[Interface dataset entries]
*** Block opens ***
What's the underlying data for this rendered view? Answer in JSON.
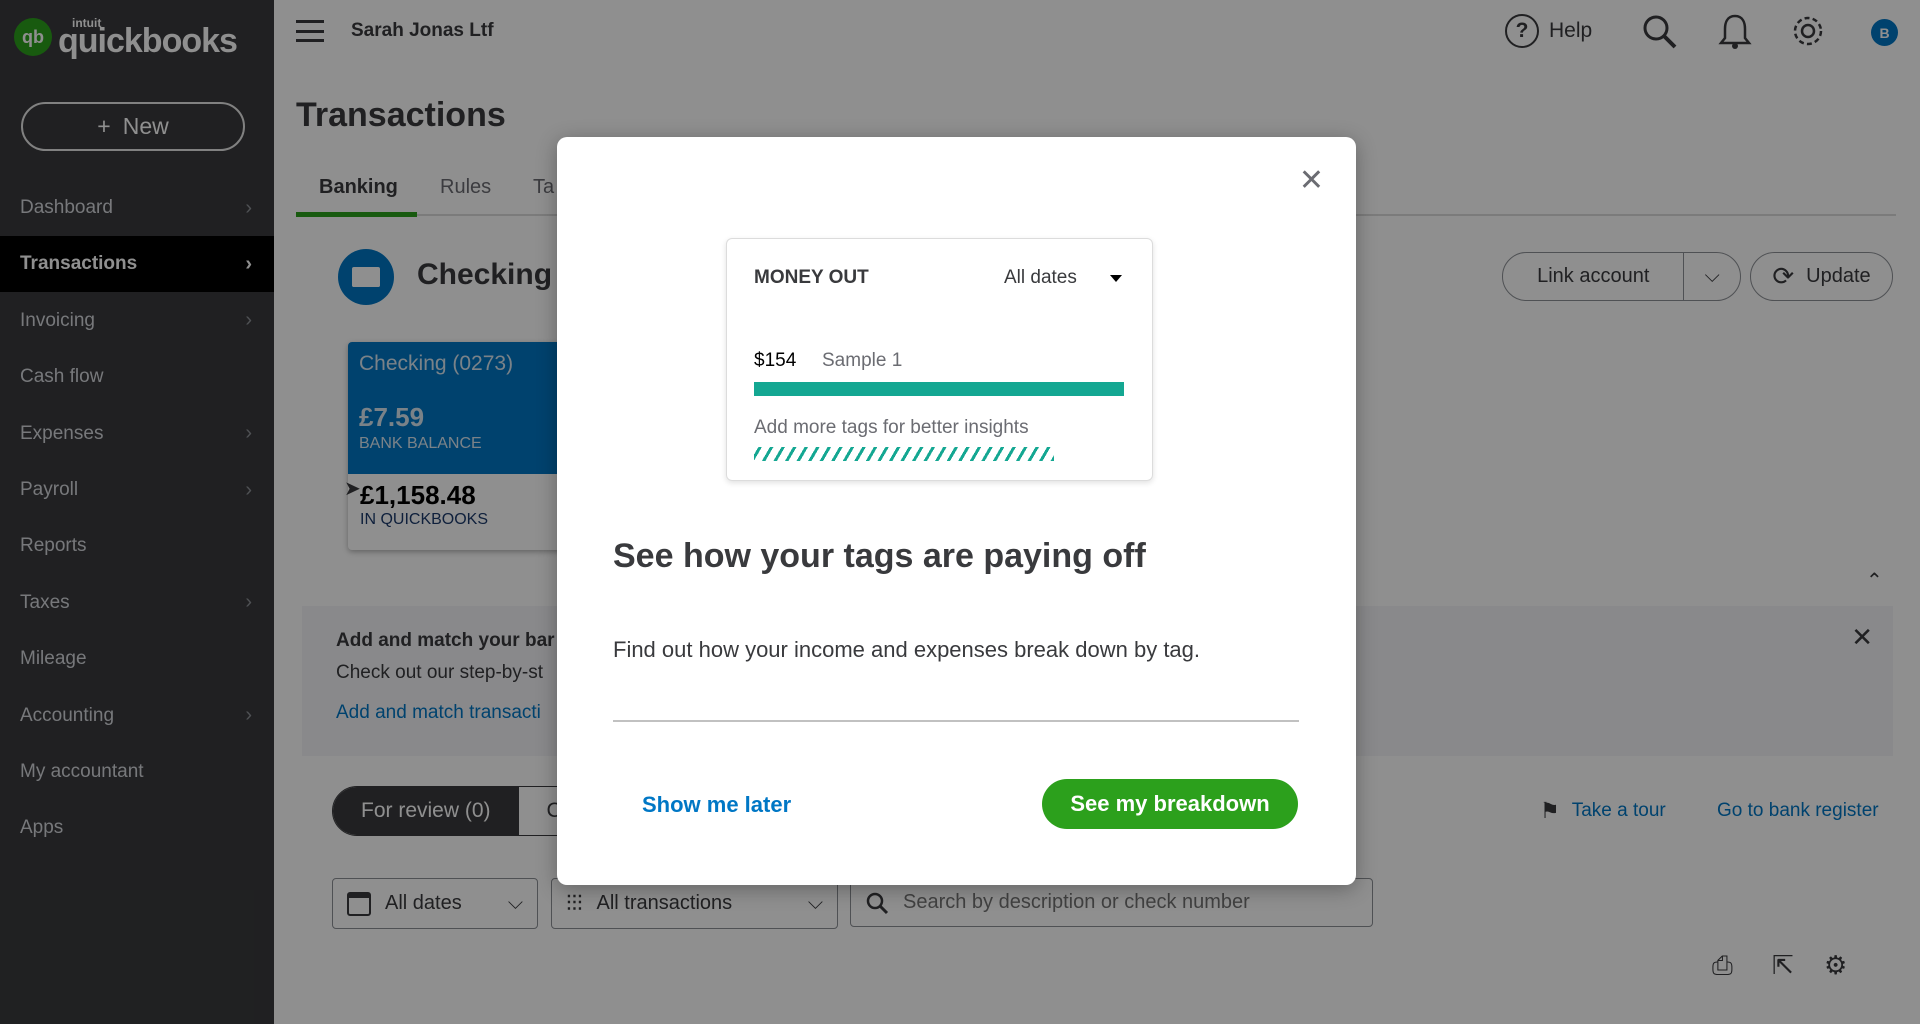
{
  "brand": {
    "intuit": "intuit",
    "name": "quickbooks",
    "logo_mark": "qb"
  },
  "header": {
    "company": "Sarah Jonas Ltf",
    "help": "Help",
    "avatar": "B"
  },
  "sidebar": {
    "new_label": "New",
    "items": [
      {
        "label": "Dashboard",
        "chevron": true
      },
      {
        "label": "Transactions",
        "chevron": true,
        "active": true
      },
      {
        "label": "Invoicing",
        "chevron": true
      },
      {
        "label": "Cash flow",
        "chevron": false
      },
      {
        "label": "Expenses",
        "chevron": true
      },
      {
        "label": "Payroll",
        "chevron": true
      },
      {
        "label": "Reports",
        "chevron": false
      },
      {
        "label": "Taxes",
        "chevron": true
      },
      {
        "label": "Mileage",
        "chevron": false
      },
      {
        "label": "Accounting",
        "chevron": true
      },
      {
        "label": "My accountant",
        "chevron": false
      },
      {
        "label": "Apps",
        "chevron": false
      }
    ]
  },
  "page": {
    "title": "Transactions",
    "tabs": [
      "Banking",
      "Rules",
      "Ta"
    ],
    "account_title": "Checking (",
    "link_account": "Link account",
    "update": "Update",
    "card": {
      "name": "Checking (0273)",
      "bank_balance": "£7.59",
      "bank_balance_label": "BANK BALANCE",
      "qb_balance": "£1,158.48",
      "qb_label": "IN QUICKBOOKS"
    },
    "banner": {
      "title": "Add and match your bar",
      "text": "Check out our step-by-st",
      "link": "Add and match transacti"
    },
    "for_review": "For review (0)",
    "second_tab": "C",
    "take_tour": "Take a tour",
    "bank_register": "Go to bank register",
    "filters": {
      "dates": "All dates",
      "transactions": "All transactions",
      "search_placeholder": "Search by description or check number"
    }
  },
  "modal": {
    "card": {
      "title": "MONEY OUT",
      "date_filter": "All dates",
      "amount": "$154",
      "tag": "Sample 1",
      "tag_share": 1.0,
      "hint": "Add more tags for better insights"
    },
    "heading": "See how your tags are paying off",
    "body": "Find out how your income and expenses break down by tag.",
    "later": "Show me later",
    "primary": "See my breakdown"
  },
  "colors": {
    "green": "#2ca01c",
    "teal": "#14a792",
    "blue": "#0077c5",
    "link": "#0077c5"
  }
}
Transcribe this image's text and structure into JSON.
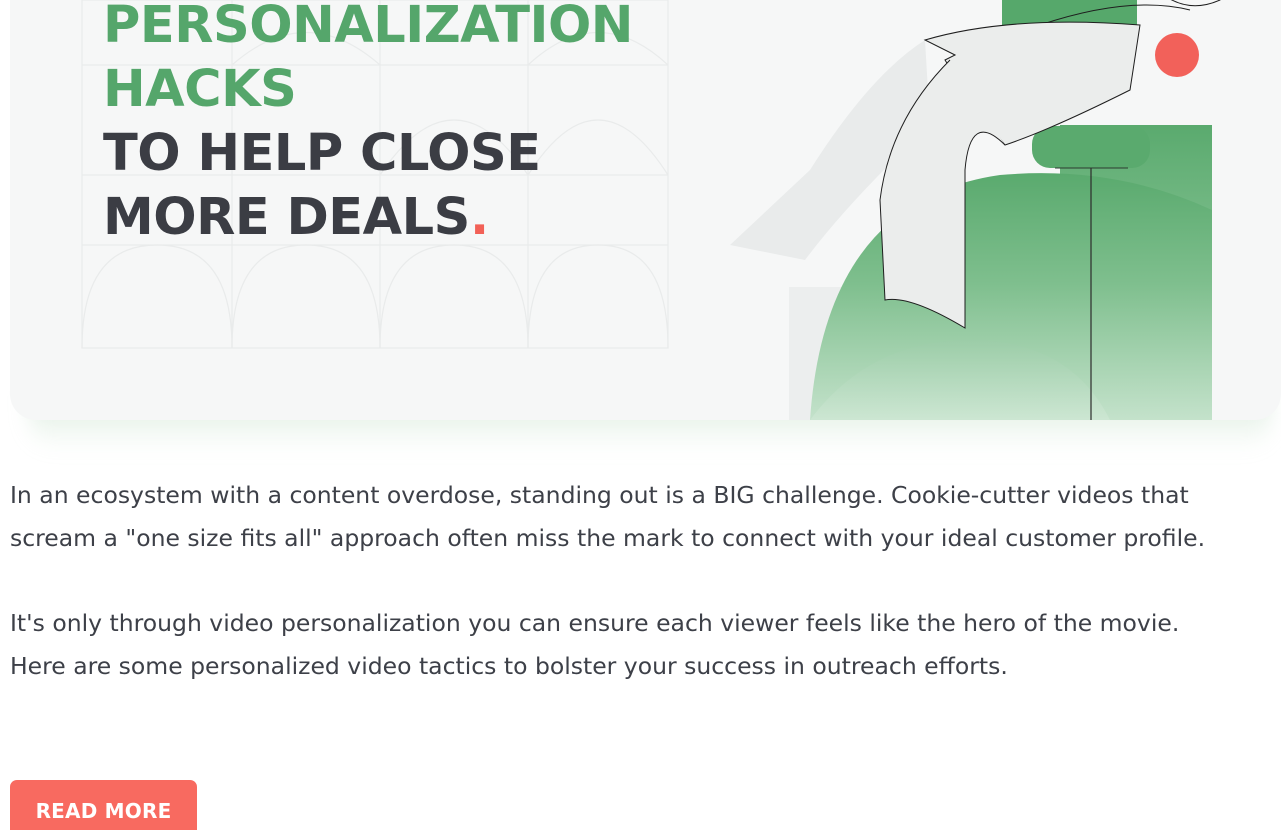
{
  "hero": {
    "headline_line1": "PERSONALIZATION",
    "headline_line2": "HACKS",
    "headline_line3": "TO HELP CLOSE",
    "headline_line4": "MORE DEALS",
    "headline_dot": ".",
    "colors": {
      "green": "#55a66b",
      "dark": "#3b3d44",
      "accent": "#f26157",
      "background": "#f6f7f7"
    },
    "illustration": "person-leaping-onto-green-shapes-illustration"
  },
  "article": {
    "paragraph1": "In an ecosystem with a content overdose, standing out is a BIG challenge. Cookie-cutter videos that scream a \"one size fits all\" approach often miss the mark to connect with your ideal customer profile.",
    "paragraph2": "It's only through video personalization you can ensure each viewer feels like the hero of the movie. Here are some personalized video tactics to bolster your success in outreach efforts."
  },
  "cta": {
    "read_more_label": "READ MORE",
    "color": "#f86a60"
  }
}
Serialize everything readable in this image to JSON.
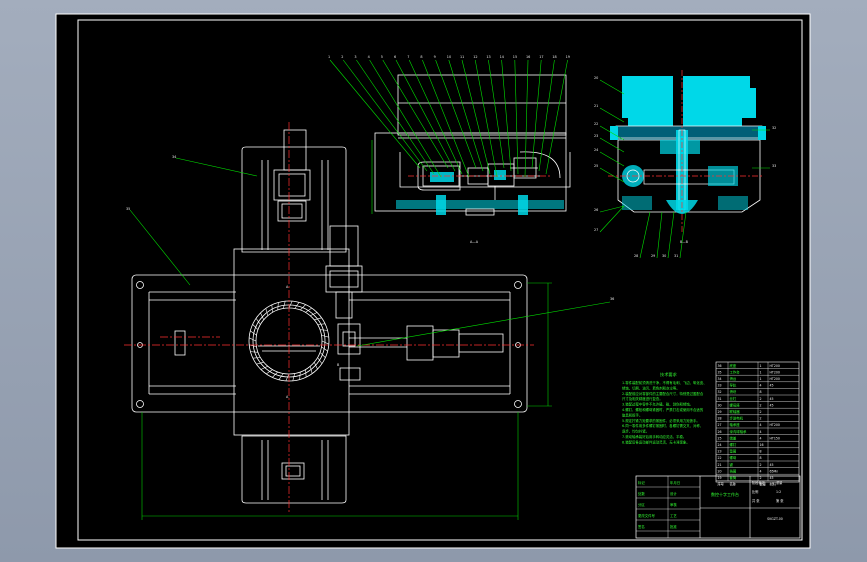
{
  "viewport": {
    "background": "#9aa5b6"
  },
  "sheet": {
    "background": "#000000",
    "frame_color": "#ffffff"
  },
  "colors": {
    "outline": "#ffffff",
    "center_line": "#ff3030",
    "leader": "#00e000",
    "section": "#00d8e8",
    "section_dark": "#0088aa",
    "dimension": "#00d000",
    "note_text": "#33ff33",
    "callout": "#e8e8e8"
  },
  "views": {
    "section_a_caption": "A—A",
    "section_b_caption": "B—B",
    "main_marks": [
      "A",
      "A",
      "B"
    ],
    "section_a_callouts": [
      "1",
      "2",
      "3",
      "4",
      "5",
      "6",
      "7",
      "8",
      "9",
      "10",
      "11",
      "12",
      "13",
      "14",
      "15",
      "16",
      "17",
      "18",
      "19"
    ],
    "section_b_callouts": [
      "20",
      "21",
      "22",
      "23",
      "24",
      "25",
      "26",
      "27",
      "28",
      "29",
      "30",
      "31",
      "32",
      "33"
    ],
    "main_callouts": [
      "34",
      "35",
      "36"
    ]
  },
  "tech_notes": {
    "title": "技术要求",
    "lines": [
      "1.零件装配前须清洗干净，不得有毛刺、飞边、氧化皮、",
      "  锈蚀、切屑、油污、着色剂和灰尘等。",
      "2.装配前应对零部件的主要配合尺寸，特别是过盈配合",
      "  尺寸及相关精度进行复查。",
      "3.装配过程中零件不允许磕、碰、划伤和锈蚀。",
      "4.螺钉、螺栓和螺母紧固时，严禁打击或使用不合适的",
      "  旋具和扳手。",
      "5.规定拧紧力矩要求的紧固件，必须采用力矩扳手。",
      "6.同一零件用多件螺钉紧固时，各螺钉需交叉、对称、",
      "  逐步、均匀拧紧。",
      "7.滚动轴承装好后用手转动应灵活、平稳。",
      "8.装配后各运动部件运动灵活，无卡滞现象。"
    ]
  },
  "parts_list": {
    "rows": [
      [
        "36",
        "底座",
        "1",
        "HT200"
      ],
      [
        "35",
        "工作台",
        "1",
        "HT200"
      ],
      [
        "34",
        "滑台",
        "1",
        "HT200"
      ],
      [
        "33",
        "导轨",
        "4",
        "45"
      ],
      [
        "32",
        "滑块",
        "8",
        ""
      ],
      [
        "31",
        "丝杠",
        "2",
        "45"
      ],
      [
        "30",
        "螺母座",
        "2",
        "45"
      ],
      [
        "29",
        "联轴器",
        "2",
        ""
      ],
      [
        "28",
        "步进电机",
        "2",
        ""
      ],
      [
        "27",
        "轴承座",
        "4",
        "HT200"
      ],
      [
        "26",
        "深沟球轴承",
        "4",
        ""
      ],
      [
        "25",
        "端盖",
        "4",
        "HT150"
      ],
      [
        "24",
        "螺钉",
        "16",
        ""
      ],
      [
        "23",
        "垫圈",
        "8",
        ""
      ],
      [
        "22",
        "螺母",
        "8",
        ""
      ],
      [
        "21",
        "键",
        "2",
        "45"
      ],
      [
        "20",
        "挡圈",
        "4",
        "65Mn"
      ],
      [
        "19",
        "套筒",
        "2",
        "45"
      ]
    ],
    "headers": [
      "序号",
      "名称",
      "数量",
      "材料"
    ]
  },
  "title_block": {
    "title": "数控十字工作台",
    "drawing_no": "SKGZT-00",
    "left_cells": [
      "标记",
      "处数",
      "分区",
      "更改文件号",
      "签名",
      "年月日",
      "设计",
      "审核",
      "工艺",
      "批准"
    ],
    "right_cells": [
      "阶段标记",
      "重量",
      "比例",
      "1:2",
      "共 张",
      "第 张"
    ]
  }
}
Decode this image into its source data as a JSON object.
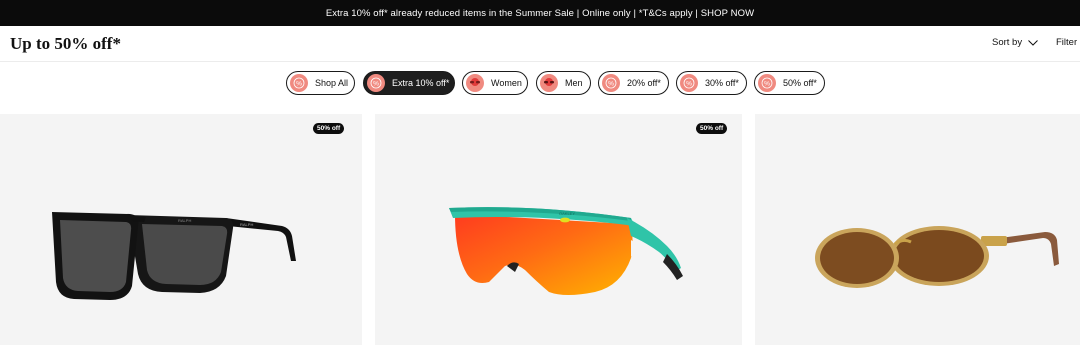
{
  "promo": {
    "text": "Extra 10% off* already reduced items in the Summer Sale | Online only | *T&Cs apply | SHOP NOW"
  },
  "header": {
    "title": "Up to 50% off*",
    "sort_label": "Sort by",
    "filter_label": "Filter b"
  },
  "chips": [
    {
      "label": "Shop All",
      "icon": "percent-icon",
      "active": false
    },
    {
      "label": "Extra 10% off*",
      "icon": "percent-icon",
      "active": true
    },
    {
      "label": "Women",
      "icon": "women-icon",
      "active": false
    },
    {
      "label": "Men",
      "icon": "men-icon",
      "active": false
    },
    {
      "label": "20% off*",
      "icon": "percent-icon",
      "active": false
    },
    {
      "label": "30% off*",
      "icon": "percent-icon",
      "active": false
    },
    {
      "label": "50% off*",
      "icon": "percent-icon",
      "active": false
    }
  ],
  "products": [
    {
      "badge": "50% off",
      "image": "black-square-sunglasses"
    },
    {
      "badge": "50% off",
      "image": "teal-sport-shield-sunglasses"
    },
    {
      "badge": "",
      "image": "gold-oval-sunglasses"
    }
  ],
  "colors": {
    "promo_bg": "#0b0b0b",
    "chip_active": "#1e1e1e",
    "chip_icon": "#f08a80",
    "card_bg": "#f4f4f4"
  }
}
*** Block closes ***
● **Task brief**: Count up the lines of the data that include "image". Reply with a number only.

● **Completed task**: 6